Collectively, our findings indicate that the clinical course of HCC, even in very early (T1) and early stage (T2), varies widely and can be only partially predicted by current staging systems, which are mainly based on size and number of tumor nodules.21, 22 Differences in the clinical outcome of HCCs diagnosed at the same stage in patients with preserved liver function may reflect biological differences of the tumor and cirrhotic liver tissue.37, 38 This study also shows that mortality unrelated to cancer progression has an important impact on the survival of HCC patients, who in Western countries are generally elderly.3, 4, 32

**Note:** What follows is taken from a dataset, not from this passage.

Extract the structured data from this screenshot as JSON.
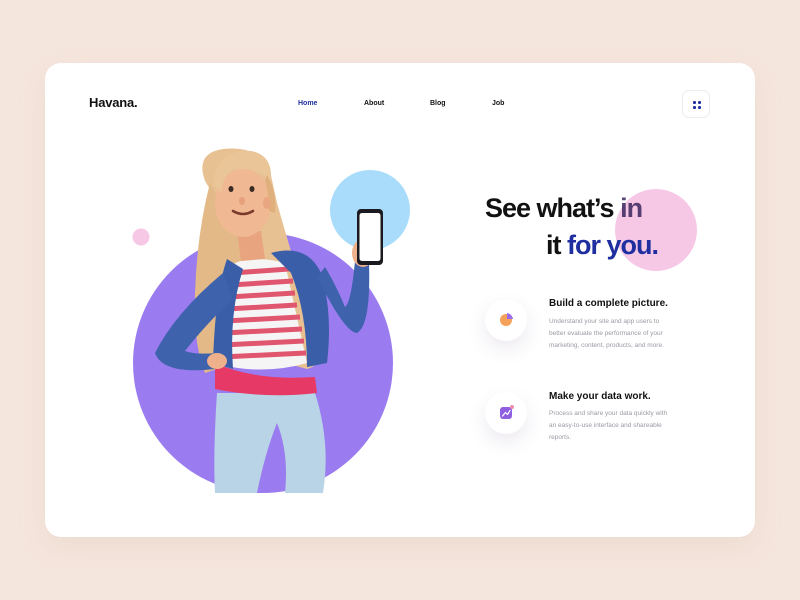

In conclusion, our ability to select optimal treatment strategies for patients with cirrhosis with HCCs is currently limited by three factors: (1) unpredictability of tumor progression and de novo carcinogenesis37,38; (2) tumor understaging14; and (3) substantial risk of HCC-unrelated death. Safe, effective, and minimally invasive treatments, thus, seem to be the most reasonable approach for HCC patients. Our experience indicates that RFA should be the treatment of choice for patients with one or two small HCCs, whereas surgical resection can be reserved for patients with preserved liver function whose tumors cannot be treated with RFA or in which RFA did not produce CR. It is important to recall that RFA failure does not preclude subsequent surgical resection, whereas surgery can compromise the residual liver function, making subsequent RFA useless. On the other hand, neither RFA nor surgical resection is appropriate in the group of patients who, although successful treated for early/very-early (T1, T2) HCC, develop advanced nonlocal recurrences shortly after treatment (Table 3). To improve our ability to define effective individualized strategies for the management of this complex disease, future research should focus on the identification of tumor cell markers and/or genetic profiles associated with specific patterns of HCC growth.
The authors thank all of the radiologists, pathologists, and surgeons who worked with us in the management of these patients for many years. We also thank Annalisa De Silvestri, M.D., for help provided in data analysis and Marian Everett Kent for editing the article. Ms. Kent received payment for this service from the IRCCS Policlinico San Matteo Foundation (Pavia, Italy). She has seen and approved the final version of the article and has no conflicts of interest to disclose.